*Work instructions:* Repeat the records below exactly as they appear, leaving out any pictures.

Data extracted from a collection:
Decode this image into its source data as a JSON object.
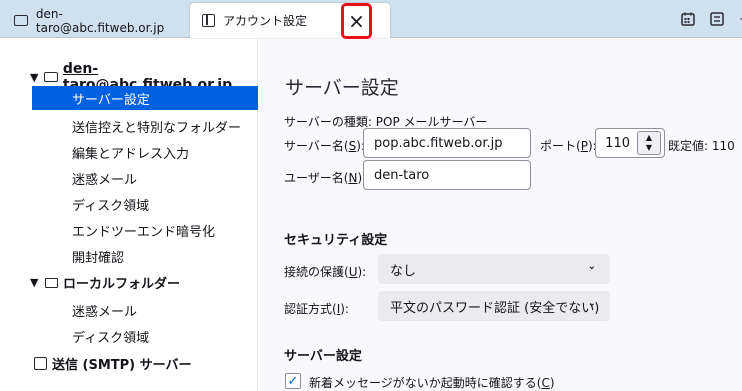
{
  "tabs": {
    "mail_tab_label": "den-taro@abc.fitweb.or.jp",
    "settings_tab_label": "アカウント設定",
    "close_glyph": "×"
  },
  "toolbar": {
    "minimize_glyph": "–"
  },
  "sidebar": {
    "account": "den-taro@abc.fitweb.or.jp",
    "account_items": [
      "サーバー設定",
      "送信控えと特別なフォルダー",
      "編集とアドレス入力",
      "迷惑メール",
      "ディスク領域",
      "エンドツーエンド暗号化",
      "開封確認"
    ],
    "selected_item": "サーバー設定",
    "local_folders": "ローカルフォルダー",
    "local_items": [
      "迷惑メール",
      "ディスク領域"
    ],
    "smtp": "送信 (SMTP) サーバー"
  },
  "main": {
    "title": "サーバー設定",
    "server_type_label": "サーバーの種類:",
    "server_type_value": "POP メールサーバー",
    "server_name_label": "サーバー名(",
    "server_name_key": "S",
    "server_name_value": "pop.abc.fitweb.or.jp",
    "port_label": "ポート(",
    "port_key": "P",
    "port_value": "110",
    "default_label": "既定値:",
    "default_value": "110",
    "username_label": "ユーザー名(",
    "username_key": "N",
    "username_value": "den-taro",
    "security_heading": "セキュリティ設定",
    "connection_label": "接続の保護(",
    "connection_key": "U",
    "connection_value": "なし",
    "auth_label": "認証方式(",
    "auth_key": "I",
    "auth_value": "平文のパスワード認証 (安全でない)",
    "server_settings_heading": "サーバー設定",
    "check_new_label": "新着メッセージがないか起動時に確認する(",
    "check_new_key": "C",
    "check_new_checked": true
  },
  "colors": {
    "tabbar_bg": "#cfe0ef",
    "selection": "#0061e0",
    "highlight_border": "#e8101a"
  }
}
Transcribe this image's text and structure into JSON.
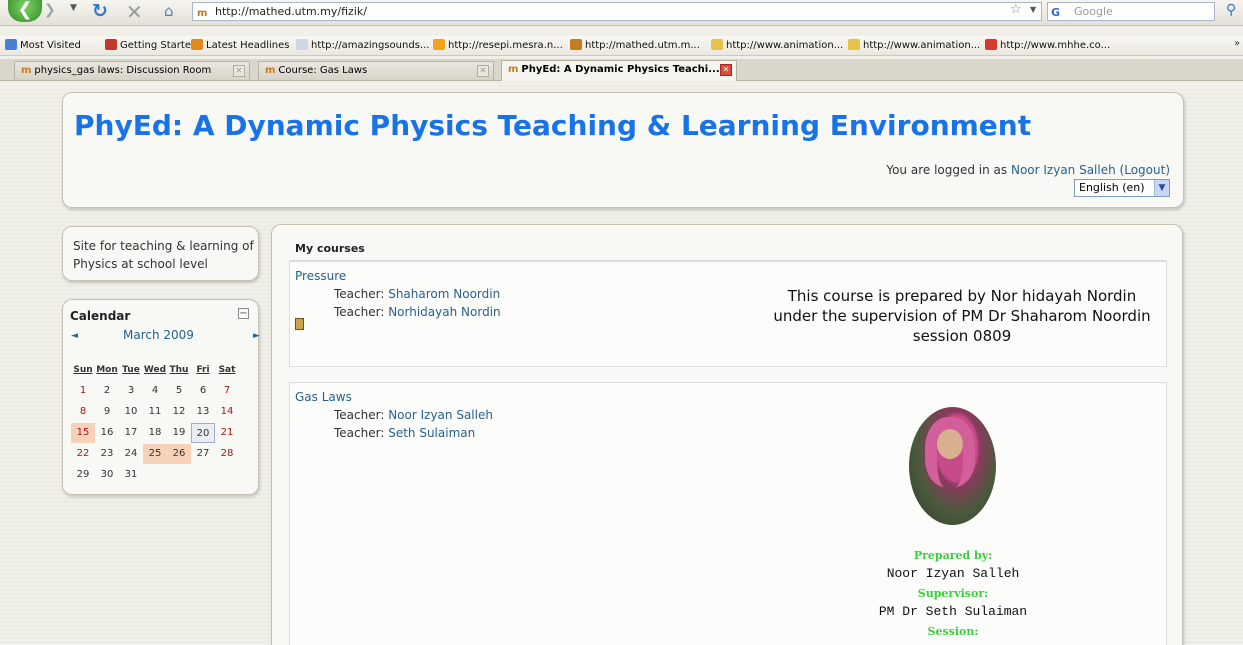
{
  "browser": {
    "url": "http://mathed.utm.my/fizik/",
    "search_placeholder": "Google",
    "bookmarks": [
      {
        "label": "Most Visited",
        "icon_color": "#4a7fd1"
      },
      {
        "label": "Getting Started",
        "icon_color": "#c0392b"
      },
      {
        "label": "Latest Headlines",
        "icon_color": "#e08a1e"
      },
      {
        "label": "http://amazingsounds...",
        "icon_color": "#cfd7e6"
      },
      {
        "label": "http://resepi.mesra.n...",
        "icon_color": "#f0a31c"
      },
      {
        "label": "http://mathed.utm.m...",
        "icon_color": "#c47c1e"
      },
      {
        "label": "http://www.animation...",
        "icon_color": "#e5c24a"
      },
      {
        "label": "http://www.animation...",
        "icon_color": "#e5c24a"
      },
      {
        "label": "http://www.mhhe.co...",
        "icon_color": "#d43a2f"
      }
    ],
    "tabs": [
      {
        "label": "physics_gas laws: Discussion Room"
      },
      {
        "label": "Course: Gas Laws"
      },
      {
        "label": "PhyEd: A Dynamic Physics Teachi...",
        "active": true
      }
    ]
  },
  "header": {
    "title": "PhyEd: A Dynamic Physics Teaching & Learning Environment",
    "logged_in_prefix": "You are logged in as ",
    "user_name": "Noor Izyan Salleh",
    "logout_label": "(Logout)",
    "language": "English (en)"
  },
  "sidebar": {
    "site_description": "Site for teaching & learning of Physics at school level",
    "calendar": {
      "title": "Calendar",
      "month": "March 2009",
      "day_headers": [
        "Sun",
        "Mon",
        "Tue",
        "Wed",
        "Thu",
        "Fri",
        "Sat"
      ],
      "weeks": [
        [
          "1",
          "2",
          "3",
          "4",
          "5",
          "6",
          "7"
        ],
        [
          "8",
          "9",
          "10",
          "11",
          "12",
          "13",
          "14"
        ],
        [
          "15",
          "16",
          "17",
          "18",
          "19",
          "20",
          "21"
        ],
        [
          "22",
          "23",
          "24",
          "25",
          "26",
          "27",
          "28"
        ],
        [
          "29",
          "30",
          "31",
          "",
          "",
          "",
          ""
        ]
      ]
    }
  },
  "main": {
    "heading": "My courses",
    "courses": [
      {
        "name": "Pressure",
        "teachers": [
          {
            "prefix": "Teacher: ",
            "name": "Shaharom Noordin"
          },
          {
            "prefix": "Teacher: ",
            "name": "Norhidayah Nordin"
          }
        ],
        "summary": "This course is prepared by Nor hidayah Nordin under the supervision of PM Dr Shaharom Noordin session 0809"
      },
      {
        "name": "Gas Laws",
        "teachers": [
          {
            "prefix": "Teacher: ",
            "name": "Noor Izyan Salleh"
          },
          {
            "prefix": "Teacher: ",
            "name": "Seth Sulaiman"
          }
        ],
        "prepared_by_label": "Prepared by:",
        "prepared_by": "Noor Izyan Salleh",
        "supervisor_label": "Supervisor:",
        "supervisor": "PM Dr Seth Sulaiman",
        "session_label": "Session:"
      }
    ]
  }
}
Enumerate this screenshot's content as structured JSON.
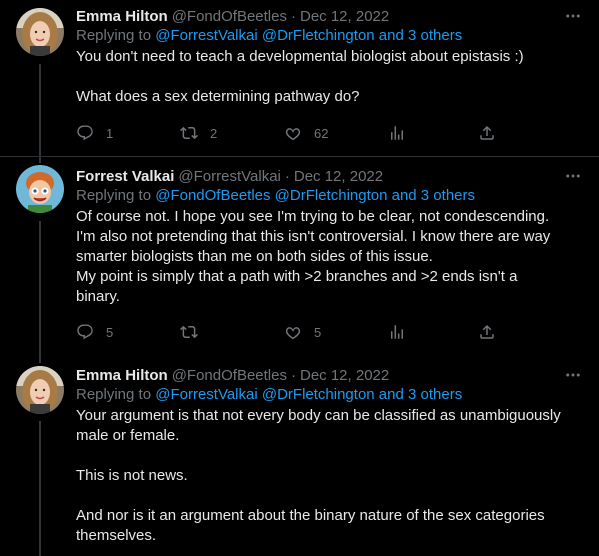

*Result for this exercise:*
Decode this image into its source data as a JSON object.
{
  "tabs": {
    "mail_tab_label": "den-taro@abc.fitweb.or.jp",
    "settings_tab_label": "アカウント設定",
    "close_glyph": "×"
  },
  "toolbar": {
    "minimize_glyph": "–"
  },
  "sidebar": {
    "account": "den-taro@abc.fitweb.or.jp",
    "account_items": [
      "サーバー設定",
      "送信控えと特別なフォルダー",
      "編集とアドレス入力",
      "迷惑メール",
      "ディスク領域",
      "エンドツーエンド暗号化",
      "開封確認"
    ],
    "selected_item": "サーバー設定",
    "local_folders": "ローカルフォルダー",
    "local_items": [
      "迷惑メール",
      "ディスク領域"
    ],
    "smtp": "送信 (SMTP) サーバー"
  },
  "main": {
    "title": "サーバー設定",
    "server_type_label": "サーバーの種類:",
    "server_type_value": "POP メールサーバー",
    "server_name_label": "サーバー名(",
    "server_name_key": "S",
    "server_name_value": "pop.abc.fitweb.or.jp",
    "port_label": "ポート(",
    "port_key": "P",
    "port_value": "110",
    "default_label": "既定値:",
    "default_value": "110",
    "username_label": "ユーザー名(",
    "username_key": "N",
    "username_value": "den-taro",
    "security_heading": "セキュリティ設定",
    "connection_label": "接続の保護(",
    "connection_key": "U",
    "connection_value": "なし",
    "auth_label": "認証方式(",
    "auth_key": "I",
    "auth_value": "平文のパスワード認証 (安全でない)",
    "server_settings_heading": "サーバー設定",
    "check_new_label": "新着メッセージがないか起動時に確認する(",
    "check_new_key": "C",
    "check_new_checked": true
  },
  "colors": {
    "tabbar_bg": "#cfe0ef",
    "selection": "#0061e0",
    "highlight_border": "#e8101a"
  }
}
Transcribe this image's text and structure into JSON.
{
  "browser": {
    "url": "http://mathed.utm.my/fizik/",
    "search_placeholder": "Google",
    "bookmarks": [
      {
        "label": "Most Visited",
        "icon_color": "#4a7fd1"
      },
      {
        "label": "Getting Started",
        "icon_color": "#c0392b"
      },
      {
        "label": "Latest Headlines",
        "icon_color": "#e08a1e"
      },
      {
        "label": "http://amazingsounds...",
        "icon_color": "#cfd7e6"
      },
      {
        "label": "http://resepi.mesra.n...",
        "icon_color": "#f0a31c"
      },
      {
        "label": "http://mathed.utm.m...",
        "icon_color": "#c47c1e"
      },
      {
        "label": "http://www.animation...",
        "icon_color": "#e5c24a"
      },
      {
        "label": "http://www.animation...",
        "icon_color": "#e5c24a"
      },
      {
        "label": "http://www.mhhe.co...",
        "icon_color": "#d43a2f"
      }
    ],
    "tabs": [
      {
        "label": "physics_gas laws: Discussion Room"
      },
      {
        "label": "Course: Gas Laws"
      },
      {
        "label": "PhyEd: A Dynamic Physics Teachi...",
        "active": true
      }
    ]
  },
  "header": {
    "title": "PhyEd: A Dynamic Physics Teaching & Learning Environment",
    "logged_in_prefix": "You are logged in as ",
    "user_name": "Noor Izyan Salleh",
    "logout_label": "(Logout)",
    "language": "English (en)"
  },
  "sidebar": {
    "site_description": "Site for teaching & learning of Physics at school level",
    "calendar": {
      "title": "Calendar",
      "month": "March 2009",
      "day_headers": [
        "Sun",
        "Mon",
        "Tue",
        "Wed",
        "Thu",
        "Fri",
        "Sat"
      ],
      "weeks": [
        [
          "1",
          "2",
          "3",
          "4",
          "5",
          "6",
          "7"
        ],
        [
          "8",
          "9",
          "10",
          "11",
          "12",
          "13",
          "14"
        ],
        [
          "15",
          "16",
          "17",
          "18",
          "19",
          "20",
          "21"
        ],
        [
          "22",
          "23",
          "24",
          "25",
          "26",
          "27",
          "28"
        ],
        [
          "29",
          "30",
          "31",
          "",
          "",
          "",
          ""
        ]
      ]
    }
  },
  "main": {
    "heading": "My courses",
    "courses": [
      {
        "name": "Pressure",
        "teachers": [
          {
            "prefix": "Teacher: ",
            "name": "Shaharom Noordin"
          },
          {
            "prefix": "Teacher: ",
            "name": "Norhidayah Nordin"
          }
        ],
        "summary": "This course is prepared by Nor hidayah Nordin under the supervision of PM Dr Shaharom Noordin session 0809"
      },
      {
        "name": "Gas Laws",
        "teachers": [
          {
            "prefix": "Teacher: ",
            "name": "Noor Izyan Salleh"
          },
          {
            "prefix": "Teacher: ",
            "name": "Seth Sulaiman"
          }
        ],
        "prepared_by_label": "Prepared by:",
        "prepared_by": "Noor Izyan Salleh",
        "supervisor_label": "Supervisor:",
        "supervisor": "PM Dr Seth Sulaiman",
        "session_label": "Session:"
      }
    ]
  }
}
Enumerate this screenshot's content as structured JSON.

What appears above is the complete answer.